Stored entries:
****************************************
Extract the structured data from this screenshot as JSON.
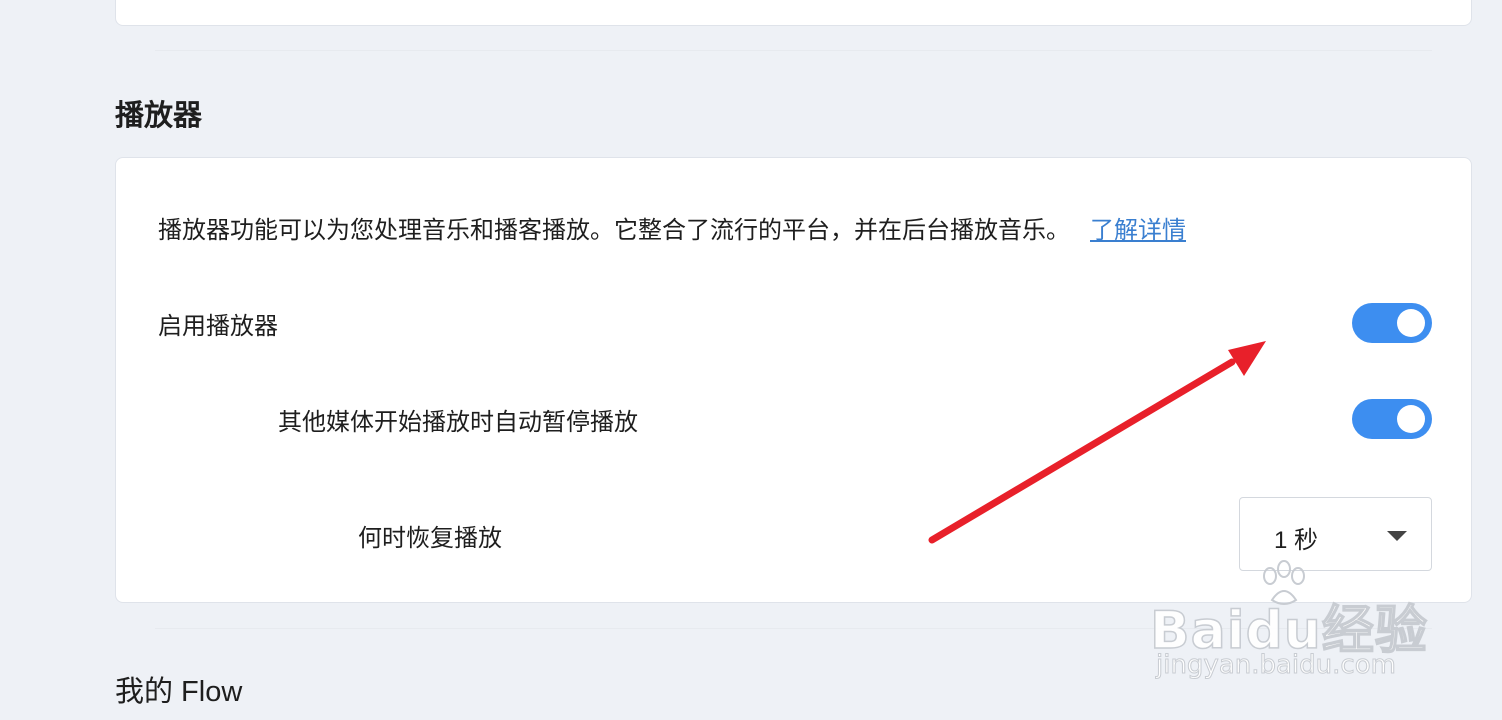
{
  "sections": {
    "player": {
      "title": "播放器",
      "description": "播放器功能可以为您处理音乐和播客播放。它整合了流行的平台，并在后台播放音乐。",
      "learn_more": "了解详情",
      "enable_label": "启用播放器",
      "enable_on": true,
      "autopause_label": "其他媒体开始播放时自动暂停播放",
      "autopause_on": true,
      "resume_label": "何时恢复播放",
      "resume_value": "1 秒"
    },
    "flow": {
      "title": "我的 Flow"
    }
  },
  "watermark": {
    "logo_text": "Bai",
    "logo_text_2": "du",
    "logo_cn": "经验",
    "url": "jingyan.baidu.com"
  },
  "colors": {
    "accent": "#3d8ef0",
    "link": "#3a7fd0",
    "annotation_arrow": "#e8202a",
    "page_bg": "#eef1f6"
  },
  "icons": {
    "select_caret": "chevron-down-icon",
    "annotation": "red-arrow-icon"
  }
}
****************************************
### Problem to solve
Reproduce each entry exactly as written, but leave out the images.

### Exercise answer
Extract the structured data from this screenshot as JSON.
{
  "sections": {
    "player": {
      "title": "播放器",
      "description": "播放器功能可以为您处理音乐和播客播放。它整合了流行的平台，并在后台播放音乐。",
      "learn_more": "了解详情",
      "enable_label": "启用播放器",
      "enable_on": true,
      "autopause_label": "其他媒体开始播放时自动暂停播放",
      "autopause_on": true,
      "resume_label": "何时恢复播放",
      "resume_value": "1 秒"
    },
    "flow": {
      "title": "我的 Flow"
    }
  },
  "watermark": {
    "logo_text": "Bai",
    "logo_text_2": "du",
    "logo_cn": "经验",
    "url": "jingyan.baidu.com"
  },
  "colors": {
    "accent": "#3d8ef0",
    "link": "#3a7fd0",
    "annotation_arrow": "#e8202a",
    "page_bg": "#eef1f6"
  },
  "icons": {
    "select_caret": "chevron-down-icon",
    "annotation": "red-arrow-icon"
  }
}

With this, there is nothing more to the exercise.